→ Data for the task
------------
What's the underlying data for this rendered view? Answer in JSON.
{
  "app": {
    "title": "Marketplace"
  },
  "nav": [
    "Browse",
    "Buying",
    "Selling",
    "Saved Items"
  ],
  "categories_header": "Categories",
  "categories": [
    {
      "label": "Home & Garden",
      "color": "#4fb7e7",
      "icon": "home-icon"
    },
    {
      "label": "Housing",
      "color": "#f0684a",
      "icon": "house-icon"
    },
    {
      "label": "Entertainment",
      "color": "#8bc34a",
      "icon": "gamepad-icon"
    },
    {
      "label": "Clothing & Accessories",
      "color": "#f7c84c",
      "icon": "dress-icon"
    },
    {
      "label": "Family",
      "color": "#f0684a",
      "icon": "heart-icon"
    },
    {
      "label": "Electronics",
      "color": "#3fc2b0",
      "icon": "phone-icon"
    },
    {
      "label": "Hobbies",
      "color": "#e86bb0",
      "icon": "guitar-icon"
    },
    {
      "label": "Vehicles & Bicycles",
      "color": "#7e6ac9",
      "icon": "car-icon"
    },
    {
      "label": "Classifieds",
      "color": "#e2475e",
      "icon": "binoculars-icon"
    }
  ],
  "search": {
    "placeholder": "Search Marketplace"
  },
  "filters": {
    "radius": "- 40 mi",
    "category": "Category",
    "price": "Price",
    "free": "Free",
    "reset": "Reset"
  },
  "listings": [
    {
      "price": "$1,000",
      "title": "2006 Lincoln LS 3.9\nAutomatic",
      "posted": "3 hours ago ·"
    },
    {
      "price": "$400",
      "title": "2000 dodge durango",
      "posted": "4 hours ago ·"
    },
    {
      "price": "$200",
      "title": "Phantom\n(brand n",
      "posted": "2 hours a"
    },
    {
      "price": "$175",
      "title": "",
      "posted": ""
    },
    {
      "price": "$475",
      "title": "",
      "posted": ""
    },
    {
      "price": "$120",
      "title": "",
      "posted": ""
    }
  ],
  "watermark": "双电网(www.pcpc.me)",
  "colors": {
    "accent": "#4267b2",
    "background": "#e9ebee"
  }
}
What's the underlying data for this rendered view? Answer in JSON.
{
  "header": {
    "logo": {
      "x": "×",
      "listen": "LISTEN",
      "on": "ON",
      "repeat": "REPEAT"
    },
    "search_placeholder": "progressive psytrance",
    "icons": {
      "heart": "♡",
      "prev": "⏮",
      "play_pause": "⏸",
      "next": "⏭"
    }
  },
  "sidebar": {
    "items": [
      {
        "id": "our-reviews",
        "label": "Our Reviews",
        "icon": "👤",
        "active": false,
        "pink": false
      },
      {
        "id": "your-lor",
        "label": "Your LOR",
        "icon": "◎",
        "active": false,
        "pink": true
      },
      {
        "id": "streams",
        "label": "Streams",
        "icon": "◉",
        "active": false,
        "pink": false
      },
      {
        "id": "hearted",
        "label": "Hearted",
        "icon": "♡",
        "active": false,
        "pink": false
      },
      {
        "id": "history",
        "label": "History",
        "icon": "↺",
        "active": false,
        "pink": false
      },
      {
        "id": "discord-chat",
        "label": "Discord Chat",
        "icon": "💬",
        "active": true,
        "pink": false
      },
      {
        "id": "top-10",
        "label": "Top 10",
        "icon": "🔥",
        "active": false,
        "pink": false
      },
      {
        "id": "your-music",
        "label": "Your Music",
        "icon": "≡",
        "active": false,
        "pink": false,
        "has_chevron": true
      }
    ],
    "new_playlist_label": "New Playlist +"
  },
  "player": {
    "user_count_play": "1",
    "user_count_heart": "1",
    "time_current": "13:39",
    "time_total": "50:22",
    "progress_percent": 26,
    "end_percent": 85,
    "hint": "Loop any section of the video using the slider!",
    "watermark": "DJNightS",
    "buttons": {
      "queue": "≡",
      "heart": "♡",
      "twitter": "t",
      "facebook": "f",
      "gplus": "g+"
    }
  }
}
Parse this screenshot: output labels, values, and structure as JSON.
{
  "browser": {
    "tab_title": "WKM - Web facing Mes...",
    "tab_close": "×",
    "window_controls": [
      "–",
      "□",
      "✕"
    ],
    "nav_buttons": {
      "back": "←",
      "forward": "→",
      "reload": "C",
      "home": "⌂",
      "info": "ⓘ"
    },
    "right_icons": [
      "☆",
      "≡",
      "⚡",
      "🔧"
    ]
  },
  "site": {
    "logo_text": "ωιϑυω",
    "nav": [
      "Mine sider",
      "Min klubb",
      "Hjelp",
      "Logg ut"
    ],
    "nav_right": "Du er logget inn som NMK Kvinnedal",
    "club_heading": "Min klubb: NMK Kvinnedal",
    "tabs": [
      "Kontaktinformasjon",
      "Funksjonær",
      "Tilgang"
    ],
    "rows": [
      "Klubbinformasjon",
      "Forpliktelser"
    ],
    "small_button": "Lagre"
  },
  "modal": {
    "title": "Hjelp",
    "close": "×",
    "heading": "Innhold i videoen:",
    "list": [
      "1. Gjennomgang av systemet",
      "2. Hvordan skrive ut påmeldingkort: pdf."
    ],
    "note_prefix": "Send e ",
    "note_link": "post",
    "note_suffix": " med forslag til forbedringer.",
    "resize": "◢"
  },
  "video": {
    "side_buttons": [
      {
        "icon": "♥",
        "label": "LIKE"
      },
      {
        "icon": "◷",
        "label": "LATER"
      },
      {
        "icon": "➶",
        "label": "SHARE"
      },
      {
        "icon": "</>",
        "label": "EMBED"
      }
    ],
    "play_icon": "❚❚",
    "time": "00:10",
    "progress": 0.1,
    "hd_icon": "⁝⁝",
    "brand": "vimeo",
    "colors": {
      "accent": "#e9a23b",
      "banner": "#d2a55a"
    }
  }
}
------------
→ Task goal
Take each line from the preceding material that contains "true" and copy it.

→ Expected answer
        "pink": true
        "active": true,
        "has_chevron": true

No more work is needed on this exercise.